**WHAT THE EXERCISE ASKS**
Each entry below must come back exactly as written, without its pictures.

**DATA FOR REVIEW**
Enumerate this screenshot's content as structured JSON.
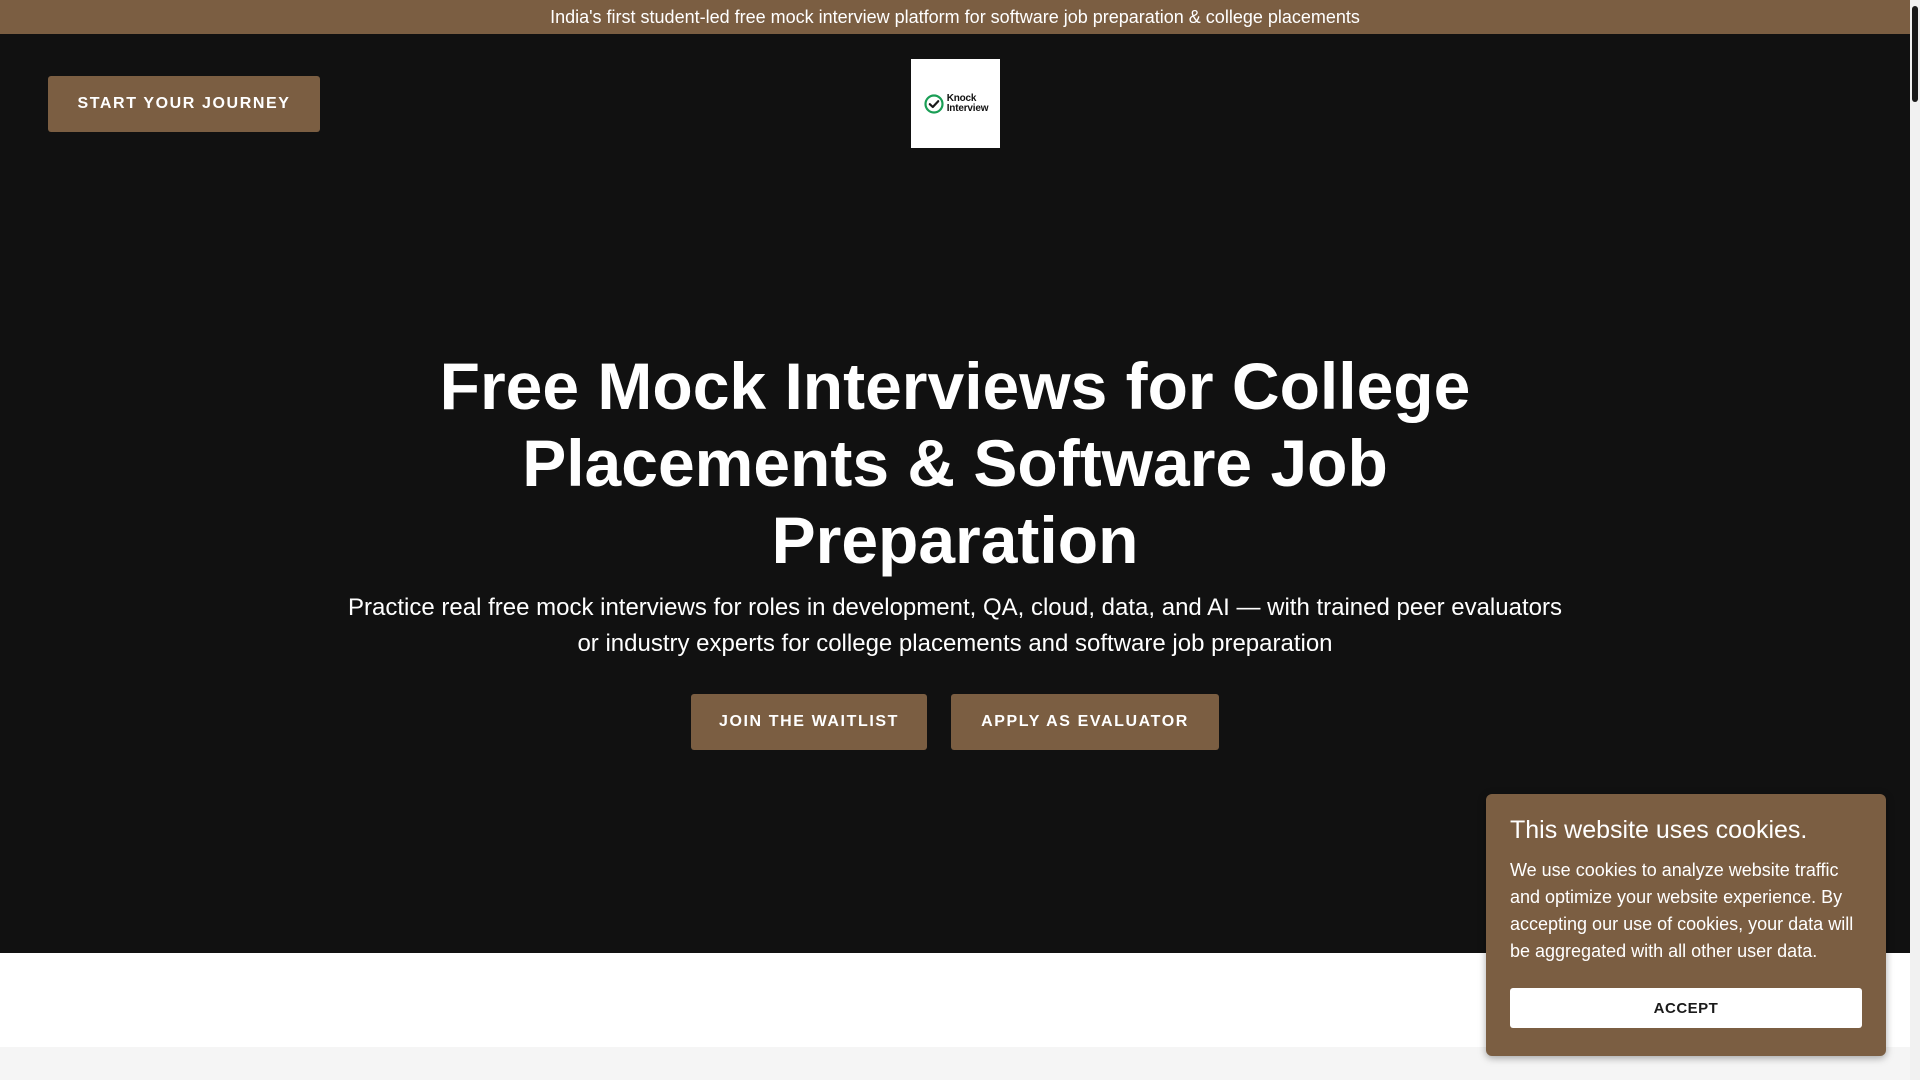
{
  "announcement": "India's first student-led free mock interview platform for software job preparation & college placements",
  "header": {
    "cta_label": "START YOUR JOURNEY",
    "logo": {
      "line1": "Knock",
      "line2": "Interview",
      "icon": "check-circle-icon"
    }
  },
  "hero": {
    "title": "Free Mock Interviews for College Placements & Software Job Preparation",
    "subtitle": "Practice real free mock interviews for roles in development, QA, cloud, data, and AI — with trained peer evaluators or industry experts for college placements and software job preparation",
    "primary_cta": "JOIN THE WAITLIST",
    "secondary_cta": "APPLY AS EVALUATOR"
  },
  "cookie_banner": {
    "title": "This website uses cookies.",
    "text": "We use cookies to analyze website traffic and optimize your website experience. By accepting our use of cookies, your data will be aggregated with all other user data.",
    "accept_label": "ACCEPT"
  },
  "colors": {
    "brand": "#7b5e42",
    "hero_bg": "#111111",
    "logo_check": "#1a9e55"
  }
}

**ANSWER TO THIS TASK**
Enumerate this screenshot's content as structured JSON.
{
  "announcement": "India's first student-led free mock interview platform for software job preparation & college placements",
  "header": {
    "cta_label": "START YOUR JOURNEY",
    "logo": {
      "line1": "Knock",
      "line2": "Interview",
      "icon": "check-circle-icon"
    }
  },
  "hero": {
    "title": "Free Mock Interviews for College Placements & Software Job Preparation",
    "subtitle": "Practice real free mock interviews for roles in development, QA, cloud, data, and AI — with trained peer evaluators or industry experts for college placements and software job preparation",
    "primary_cta": "JOIN THE WAITLIST",
    "secondary_cta": "APPLY AS EVALUATOR"
  },
  "cookie_banner": {
    "title": "This website uses cookies.",
    "text": "We use cookies to analyze website traffic and optimize your website experience. By accepting our use of cookies, your data will be aggregated with all other user data.",
    "accept_label": "ACCEPT"
  },
  "colors": {
    "brand": "#7b5e42",
    "hero_bg": "#111111",
    "logo_check": "#1a9e55"
  }
}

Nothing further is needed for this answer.